The courses are "Oral Communication" (about 20 students)and therefore there is a premium placed on communicating. I welcome questions, follow-ups, and comments on what I or other students say in class. I also semi-regularly elicit error corrections and attempt to give non-verbal types the chance to collect points through written efforts. Whenever students participate they get credit for that. The students are told that their tests make up 60-70% of their grade and their classmark is 30-40% (depending on the class).

Of course, there are many ways to calculate a classmark. From objective formulas to subjective opinions, the classmark evolves from class to class. Say a typical class has a 30% classmark. I first present the classmark idea and explain my belief that learning should be a goal throughout the course, not just for the tests. I state in a loud voice that I believe that using English leads to more learning than simply studying “about” English.

Some components of the mark can include how many diaries they hand in (graded at 1 or 2 points each), how many participation stars (*s) they accumulate next to their name on my seating chart, how actively I've noted that they participate in pairwork or groupwork, how much effort I see and feel them making in class, etc.

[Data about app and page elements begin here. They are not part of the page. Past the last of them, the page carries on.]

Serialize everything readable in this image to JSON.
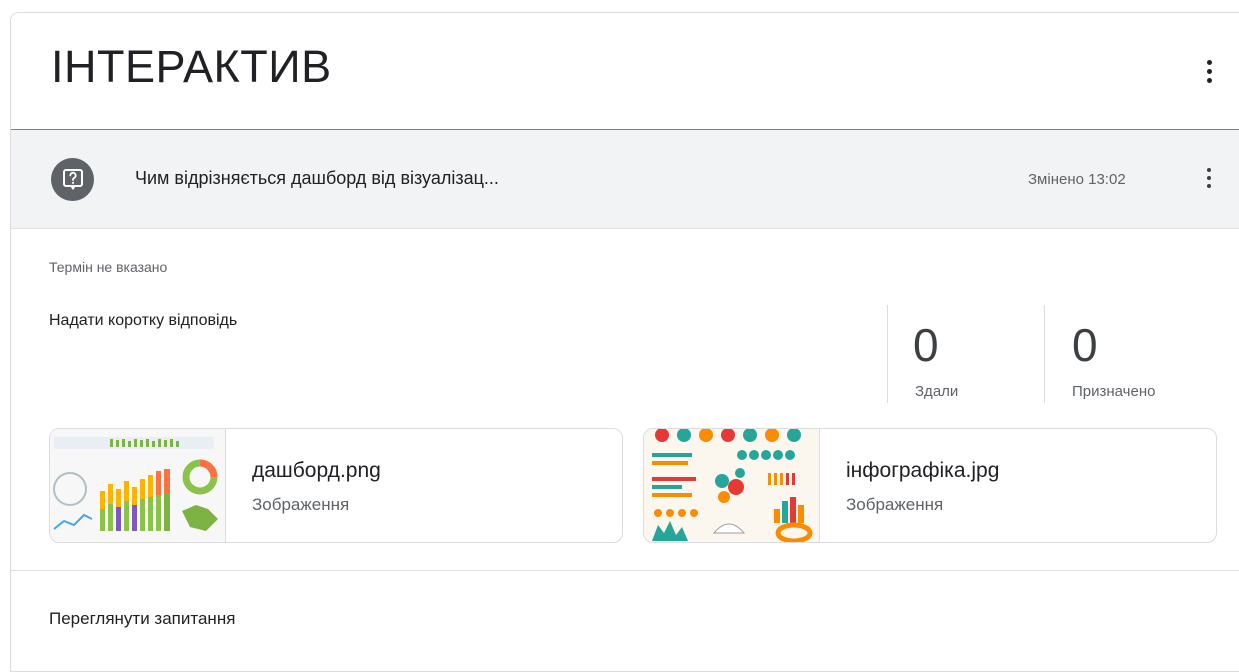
{
  "header": {
    "title": "ІНТЕРАКТИВ"
  },
  "question": {
    "text": "Чим відрізняється дашборд від візуалізац...",
    "modified": "Змінено 13:02"
  },
  "details": {
    "deadline": "Термін не вказано",
    "instruction": "Надати коротку відповідь"
  },
  "stats": [
    {
      "value": "0",
      "label": "Здали"
    },
    {
      "value": "0",
      "label": "Призначено"
    }
  ],
  "attachments": [
    {
      "name": "дашборд.png",
      "type": "Зображення"
    },
    {
      "name": "інфографіка.jpg",
      "type": "Зображення"
    }
  ],
  "footer": {
    "view_link": "Переглянути запитання"
  },
  "colors": {
    "icon_bg": "#5f6368",
    "question_bar": "#f1f3f4",
    "border": "#dadce0"
  },
  "icons": {
    "question": "question-bubble-icon",
    "more": "more-vert-icon"
  }
}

The calculation can be general (pick a class average, say, 20/30 and mark each student up or down from the average) or it can be specific (using excel, breaking the classmark into various columns, and totaling their efforts). I have used both systems.

The whole classmark concept rests on the premise that you must get to know your students. I'm always trying to find ways to connect with them both inside and outside of class. Each time I get to know them a little more, it pays dividends in terms of classroom interaction, a relaxed, friendly study environment and, hopefully, learning opportunities.


Monday, March 12, 2007

Follow-up on Exploratory Practice

To the prolific Marco Polo,

I met a friendly, approachable teacher, Craig Smith, about a year ago at an ER colloquium at Kyoto Gaidai Nishi High School. He gave a wonderful presentation, complete with live KUFS students, on extensive reading. He also handed out a paper he wrote on his experience with EP at KUFS and Kyoto University. His writing was very clear and meaningful. Here is the link:

If anyone can't access it, and wants to read it, I have it at home.



Dick Allwright's Exploratory Practice

What a wonderful distraction! I first came into contact with Allwright's ideas when researching the topic of classroom interaction for my first essay. He immediately struck me as being practical, wise and accessible in his ideas. I have since read various things he has written about Exploratory Practice (EP) and always look forward to bumping into him again.

Serendipitously, through trying to buy some used books online, I was introduced to Jane Rose, a recent Bham grad, who did her distinction level thesis on EP. One e-mail led to another and I just finished reading her wonderful thesis reflecting her research in an EFL situation in Finland.

I may have been scared to death of EP at the start of my teaching career, but the older/more experienced I get, the more interesting it looks. I hesitate to try to describe it here and now, but encourage anyone who is interested in better understanding 'life in the classroom' to check it out.

Many thanks to Marco Polo for this updated link: